(Web page and app entries)
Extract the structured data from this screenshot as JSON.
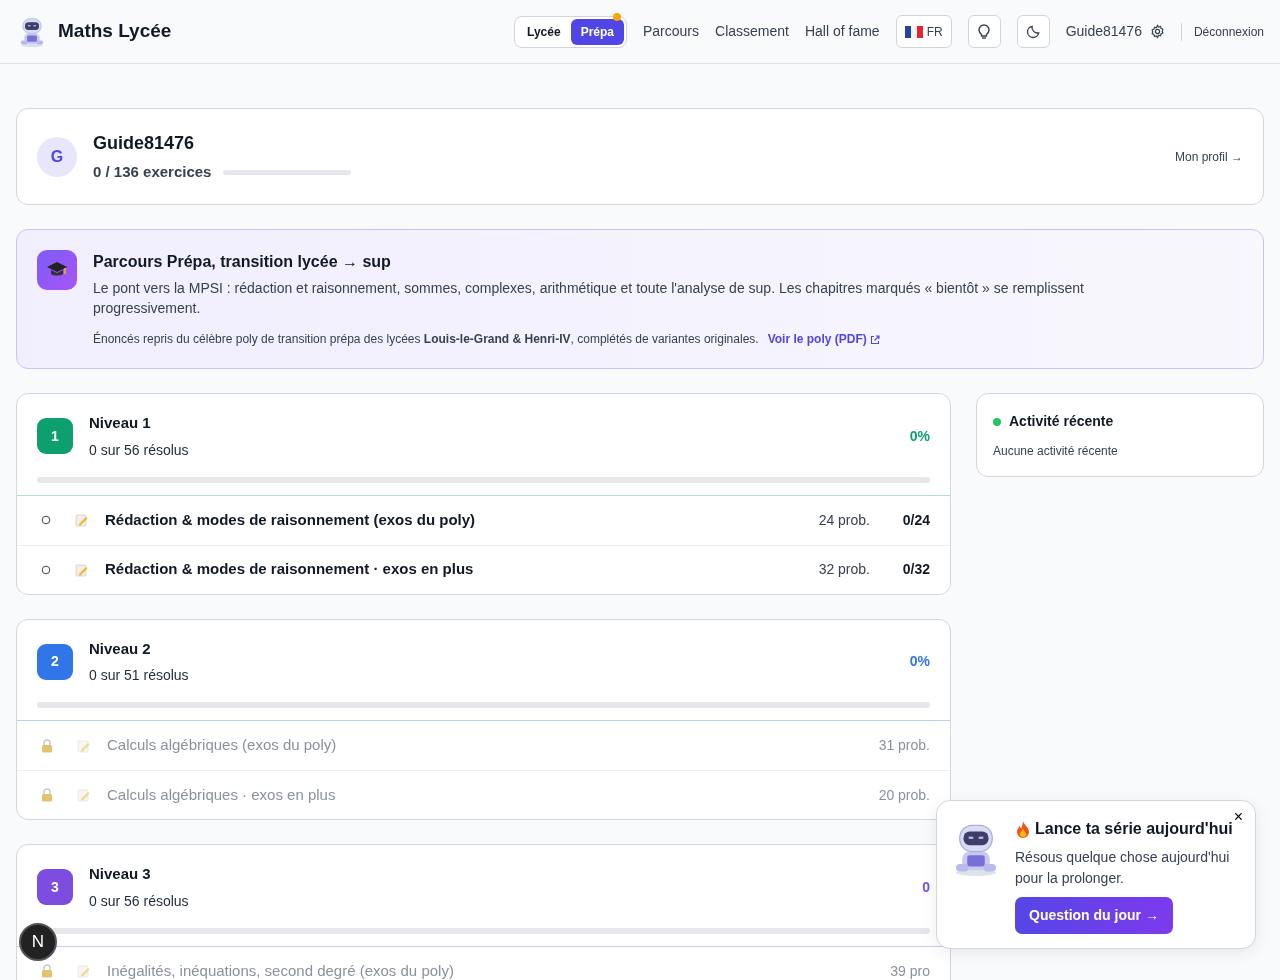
{
  "header": {
    "brand": "Maths Lycée",
    "mode_toggle": [
      {
        "label": "Lycée",
        "selected": false,
        "dot": false
      },
      {
        "label": "Prépa",
        "selected": true,
        "dot": true
      }
    ],
    "nav_links": [
      "Parcours",
      "Classement",
      "Hall of fame"
    ],
    "language": "FR",
    "username": "Guide81476",
    "logout": "Déconnexion"
  },
  "profile": {
    "initial": "G",
    "name": "Guide81476",
    "progress_text": "0 / 136 exercices",
    "level": 0,
    "link": "Mon profil →"
  },
  "banner": {
    "title": "Parcours Prépa, transition lycée → sup",
    "description": "Le pont vers la MPSI : rédaction et raisonnement, sommes, complexes, arithmétique et toute l'analyse de sup. Les chapitres marqués « bientôt » se remplissent progressivement.",
    "source": "Énoncés repris du célèbre poly de transition prépa des lycées **Louis-le-Grand & Henri-IV**, complétés de variantes originales.",
    "link": "Voir le poly (PDF)"
  },
  "levels": [
    {
      "number": "1",
      "title": "Niveau 1",
      "subtitle": "0 sur 56 résolus",
      "percent": "0%",
      "level": 0,
      "color": "#0e9f6e",
      "chapters": [
        {
          "title": "Rédaction & modes de raisonnement (exos du poly)",
          "count": "24 prob.",
          "score": "0/24",
          "locked": false
        },
        {
          "title": "Rédaction & modes de raisonnement · exos en plus",
          "count": "32 prob.",
          "score": "0/32",
          "locked": false
        }
      ]
    },
    {
      "number": "2",
      "title": "Niveau 2",
      "subtitle": "0 sur 51 résolus",
      "percent": "0%",
      "level": 0,
      "color": "#3076e8",
      "chapters": [
        {
          "title": "Calculs algébriques (exos du poly)",
          "count": "31 prob.",
          "locked": true
        },
        {
          "title": "Calculs algébriques · exos en plus",
          "count": "20 prob.",
          "locked": true
        }
      ]
    },
    {
      "number": "3",
      "title": "Niveau 3",
      "subtitle": "0 sur 56 résolus",
      "percent": "0",
      "level": 0,
      "color": "#7c4ddf",
      "chapters": [
        {
          "title": "Inégalités, inéquations, second degré (exos du poly)",
          "count": "39 pro",
          "locked": true
        }
      ]
    }
  ],
  "activity": {
    "title": "Activité récente",
    "empty_text": "Aucune activité récente"
  },
  "popup": {
    "title": "Lance ta série aujourd'hui",
    "body": "Résous quelque chose aujourd'hui pour la prolonger.",
    "button": "Question du jour →",
    "close": "×"
  },
  "dev_badge": "N"
}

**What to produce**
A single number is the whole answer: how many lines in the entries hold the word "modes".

**Written reply**
2